Another story involving the Tamil language concerns a fellow Peace Corps Volunteer who was assigned with me to the University Library. Alice Lage was a feisty person who believed in women’s rights – not a prevalent belief toward women in Malaysia. One day I went into Alice’s department and asked her why she had not come to the meeting with the Librarian, Beda Lim, since it concerned her department. She said, “What meeting? I wasn’t invited.” Even I had to admit that it was a blatant use of male chauvinism. Alice got livid. You could see the smoke coming out of all orifices. I had never seen an American dragon before but I was seeing one now! She “scratched dirt” getting to the typewriter, sat down, threw a piece of paper into the roller, gave it a violet twist, and started typing like a banshee. While it was a sight to behold, I thought that the Peace Corps image was going to suffer big time. All of a sudden, she looked down at what she was typing and started laughing. The smoke subsided. She had been typing on the Tamil typewriter!
The Peace Corps image was saved for the moment.
Another important language of the Malay Peninsular is Chinese. There are three main dialects spoken, Cantonese, Hakka and Teo-Chu. Mandarin is generally not known. The written language is the same for all. However, the spoken languages are quite different and all are tonal, i.e., the meaning is dependant on the pitch you use to say the word.
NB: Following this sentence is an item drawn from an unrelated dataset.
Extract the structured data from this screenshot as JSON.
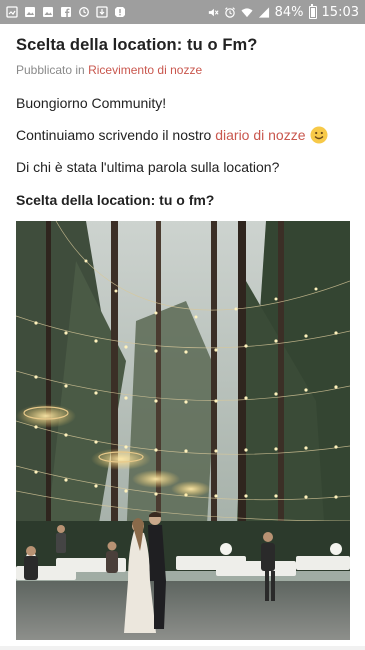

It is hard for western ears to hear the differences in pitch as shown by the following experience.
At a restaurant near the river, I had eaten a wonderful dish, ng sow up with gau choi fah (duck with pigs leg with a vegetable that looked like chives.) I wanted to be able to order it on my own so I memorized the name in Cantonese. Sometime later, feeling very sure of myself, I ordered it in a restaurant stall near the flat where I lived. Well, instead of getting gau choi fah, I got cauliflower! They thought that I was speaking English. My trying to speak Chinese was given a set-back.
While I have not yet been able to find the picture for “Yee Too Fatt Restautant,” I have been able to find the one for “Zee Fatt Tailor.”
I also got a big kick of a panel truck that drove by my flat each day saying “Lee Kee Plumbers.”
Another example of pitch problems in Chinese is shown by the story of the Boy Scouts of Victoria Institution, where I directed their choir. One weekend I went with them on a camping trip to Cameron Highlands. It was here that they taught me to count from one to ten in Cantonese. I should have recognized that something was amiss, but didn’t heed the warning signs. The numbers are yat, yi, saam, sei, ng, luk, chat, baat, gau, and sap. Finally, I had learned them. Then they asked me to say the Cantonese for 1, 1, 9, 6, 7. No problem: Yat, Yat, Gau, Luk, Chat. Hilarious laughter! I didn’t know that if you said them in another tone it means “everyday man plays with himself.” For some unknown reason I still remember this expression many years later.
I still keep in touch with several and I written them in a separate memoir.
My favorite story happened during my first few weeks in the University of Malaya Library. Every morning as I went into the catalog department, containing about 12-15 people, I would say “Hi.” Everyone giggled. After several days of this, I asked my friend Eddie Yoh why they all laughed when I came into work. He said: “Don’t you know what “hi” means in Cantonese?” I assured him that I didn’t whereupon he said that it meant “vagina.”
“Hi” comes in handy in many situations – particularly as an opening when you meet someone new at a Chinese cocktail party.